Anyway. One of my favourite untranslatable words is umwelt, which from German is directly translated into “environment” in English, but is more profound at its core. In high school I learned this was the word used to describe the world perceived (or experienced) by a particular organism. For example, I might mistakenly design a task where I ask an animal to differentiate between two colors that they are biologically unable to distinguish (like red and purple for dogs) or I may not consider colors that are vital for the animal’s perception (like UV in birds and bees), and from there draw false conclusions. Being misled in this way stems from not considering an organism’s umwelt which has limited our understanding of aggression, cooperation, and intelligence throughout the animal kingdom.

The various nurseries where tadpoles are deposited to develop. Water samples in the top panel corresponds to the pool where they were sampled in the bottom panel.

But, we’re doing a bit better now. And that’s what this Perspective article is all about– briefly, (to get you up to speed on the system set up) various tadpoles from different species are deposited in a large range of aquatic nurseries. From size to water color and pool turbidity, it seems pretty intuitive that these vastly different rearing environments would have different implications for the larvae developing within them. What happens to tadpole eyeballs when they grow up in the dark? How does growing up in the dark affect behaviour (i.e., scavenging, predation, sociality)? Does that carry over across metamorphosis?

From a proximate perspective could the eye actually change? Is there even a precedence for this? (yes, there is. . . think along the lines of Vitamin A ratio shifts recorded in fishes 😉 ) From a behavioural perspective, what happens to predatory tadpoles (e.g. Dendrobates tinctorius) when their visual landscape breaks down; what about the tadpoles that depend on visual cues from their parents for feeding (e.g. oophagy by Oophaga pumilio)?

What happens, indeed! I have no clue. But look at this big ol’ gaping hole ready for questions!

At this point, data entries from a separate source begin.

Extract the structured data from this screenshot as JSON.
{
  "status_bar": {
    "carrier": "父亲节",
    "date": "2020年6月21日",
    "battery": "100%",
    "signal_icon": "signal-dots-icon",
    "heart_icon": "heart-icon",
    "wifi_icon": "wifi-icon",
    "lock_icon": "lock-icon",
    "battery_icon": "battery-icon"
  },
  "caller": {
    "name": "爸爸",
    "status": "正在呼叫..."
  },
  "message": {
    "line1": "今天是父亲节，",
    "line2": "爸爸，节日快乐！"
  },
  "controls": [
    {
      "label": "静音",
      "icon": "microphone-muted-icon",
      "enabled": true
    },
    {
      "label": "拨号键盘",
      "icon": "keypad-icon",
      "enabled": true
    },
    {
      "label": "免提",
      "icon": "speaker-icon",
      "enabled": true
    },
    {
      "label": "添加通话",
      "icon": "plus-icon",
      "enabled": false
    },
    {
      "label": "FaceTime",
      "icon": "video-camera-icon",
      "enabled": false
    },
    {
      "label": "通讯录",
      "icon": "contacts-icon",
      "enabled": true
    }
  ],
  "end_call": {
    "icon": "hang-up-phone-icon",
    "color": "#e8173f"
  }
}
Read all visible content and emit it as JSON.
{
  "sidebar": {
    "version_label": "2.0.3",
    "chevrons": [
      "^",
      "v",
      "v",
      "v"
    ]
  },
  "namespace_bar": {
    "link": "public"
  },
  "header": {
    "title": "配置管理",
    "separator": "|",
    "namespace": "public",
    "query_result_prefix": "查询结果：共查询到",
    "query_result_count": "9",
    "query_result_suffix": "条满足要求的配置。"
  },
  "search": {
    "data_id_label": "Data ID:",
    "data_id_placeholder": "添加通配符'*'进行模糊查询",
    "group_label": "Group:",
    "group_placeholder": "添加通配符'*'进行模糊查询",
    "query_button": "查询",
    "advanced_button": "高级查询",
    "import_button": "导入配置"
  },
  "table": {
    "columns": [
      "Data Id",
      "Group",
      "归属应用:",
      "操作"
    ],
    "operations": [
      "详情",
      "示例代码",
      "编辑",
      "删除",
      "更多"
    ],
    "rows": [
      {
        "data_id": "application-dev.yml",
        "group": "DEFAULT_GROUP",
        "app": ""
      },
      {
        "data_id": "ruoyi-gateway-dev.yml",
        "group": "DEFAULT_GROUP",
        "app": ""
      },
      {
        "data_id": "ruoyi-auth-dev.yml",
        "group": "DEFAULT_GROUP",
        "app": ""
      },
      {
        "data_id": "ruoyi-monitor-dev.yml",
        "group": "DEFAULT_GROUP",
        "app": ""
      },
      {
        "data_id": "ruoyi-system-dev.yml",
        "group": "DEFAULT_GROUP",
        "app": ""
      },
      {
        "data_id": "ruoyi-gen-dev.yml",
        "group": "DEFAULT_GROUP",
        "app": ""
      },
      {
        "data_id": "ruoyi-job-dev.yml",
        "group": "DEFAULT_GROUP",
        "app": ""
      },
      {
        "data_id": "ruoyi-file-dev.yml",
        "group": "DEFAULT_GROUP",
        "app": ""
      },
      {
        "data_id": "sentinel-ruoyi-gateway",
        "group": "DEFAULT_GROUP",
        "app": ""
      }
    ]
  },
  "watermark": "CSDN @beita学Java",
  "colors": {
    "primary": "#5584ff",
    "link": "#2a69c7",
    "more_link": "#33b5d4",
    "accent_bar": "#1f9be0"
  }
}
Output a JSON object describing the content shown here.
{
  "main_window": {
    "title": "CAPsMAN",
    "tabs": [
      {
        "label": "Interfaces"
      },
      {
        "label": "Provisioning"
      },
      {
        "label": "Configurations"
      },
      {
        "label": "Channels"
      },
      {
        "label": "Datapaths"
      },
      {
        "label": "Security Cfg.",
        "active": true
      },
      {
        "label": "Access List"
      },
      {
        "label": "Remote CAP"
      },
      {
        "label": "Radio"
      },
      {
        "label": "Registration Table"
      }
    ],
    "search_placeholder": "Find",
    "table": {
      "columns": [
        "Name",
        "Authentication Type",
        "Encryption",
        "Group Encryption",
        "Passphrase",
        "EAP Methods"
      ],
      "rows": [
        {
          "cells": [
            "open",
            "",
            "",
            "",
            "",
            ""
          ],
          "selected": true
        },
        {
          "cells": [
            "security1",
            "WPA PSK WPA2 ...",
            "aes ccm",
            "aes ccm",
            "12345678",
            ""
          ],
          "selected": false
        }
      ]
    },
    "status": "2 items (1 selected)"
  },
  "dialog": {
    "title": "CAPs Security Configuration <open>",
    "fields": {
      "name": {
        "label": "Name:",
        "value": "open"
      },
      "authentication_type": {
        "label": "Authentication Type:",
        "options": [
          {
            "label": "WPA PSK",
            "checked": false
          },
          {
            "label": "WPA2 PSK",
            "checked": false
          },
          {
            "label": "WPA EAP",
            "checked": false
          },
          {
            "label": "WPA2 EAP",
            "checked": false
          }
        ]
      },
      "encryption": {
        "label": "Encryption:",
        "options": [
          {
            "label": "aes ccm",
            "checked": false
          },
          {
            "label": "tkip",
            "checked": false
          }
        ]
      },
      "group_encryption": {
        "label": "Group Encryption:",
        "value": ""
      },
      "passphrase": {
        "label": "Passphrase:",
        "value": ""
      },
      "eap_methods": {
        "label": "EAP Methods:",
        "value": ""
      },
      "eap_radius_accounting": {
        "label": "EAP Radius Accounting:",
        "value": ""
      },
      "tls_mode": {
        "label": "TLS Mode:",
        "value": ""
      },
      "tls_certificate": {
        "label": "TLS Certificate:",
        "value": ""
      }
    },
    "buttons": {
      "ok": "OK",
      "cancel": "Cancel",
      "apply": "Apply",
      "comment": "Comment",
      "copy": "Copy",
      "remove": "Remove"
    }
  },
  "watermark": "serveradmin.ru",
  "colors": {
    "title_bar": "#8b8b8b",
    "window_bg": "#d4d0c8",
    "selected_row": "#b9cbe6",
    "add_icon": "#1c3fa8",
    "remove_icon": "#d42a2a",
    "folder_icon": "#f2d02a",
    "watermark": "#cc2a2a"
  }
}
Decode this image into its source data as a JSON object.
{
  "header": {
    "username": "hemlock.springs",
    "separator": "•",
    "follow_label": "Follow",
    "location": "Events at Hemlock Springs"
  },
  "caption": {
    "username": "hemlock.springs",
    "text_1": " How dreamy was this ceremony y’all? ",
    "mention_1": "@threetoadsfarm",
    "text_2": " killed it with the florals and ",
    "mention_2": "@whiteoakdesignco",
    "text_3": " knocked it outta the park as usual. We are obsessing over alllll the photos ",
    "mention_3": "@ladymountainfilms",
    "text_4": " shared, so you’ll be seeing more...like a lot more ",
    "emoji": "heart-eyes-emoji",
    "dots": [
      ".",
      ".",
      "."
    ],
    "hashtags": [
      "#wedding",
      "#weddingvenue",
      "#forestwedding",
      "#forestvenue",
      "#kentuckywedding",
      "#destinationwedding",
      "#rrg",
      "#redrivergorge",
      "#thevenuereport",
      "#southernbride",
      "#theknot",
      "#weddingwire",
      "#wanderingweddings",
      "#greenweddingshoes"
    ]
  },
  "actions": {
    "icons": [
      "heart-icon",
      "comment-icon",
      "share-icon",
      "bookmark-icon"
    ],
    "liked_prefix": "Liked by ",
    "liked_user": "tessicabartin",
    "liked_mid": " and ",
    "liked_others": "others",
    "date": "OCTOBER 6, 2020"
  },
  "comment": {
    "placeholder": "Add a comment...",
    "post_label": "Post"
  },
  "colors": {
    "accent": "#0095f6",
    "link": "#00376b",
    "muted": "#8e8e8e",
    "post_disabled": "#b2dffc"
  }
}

Curious for more hypotheses and my first drawings published in a real, live journal? Check out our recently published paper in Frontiers in Ecology and Evolution.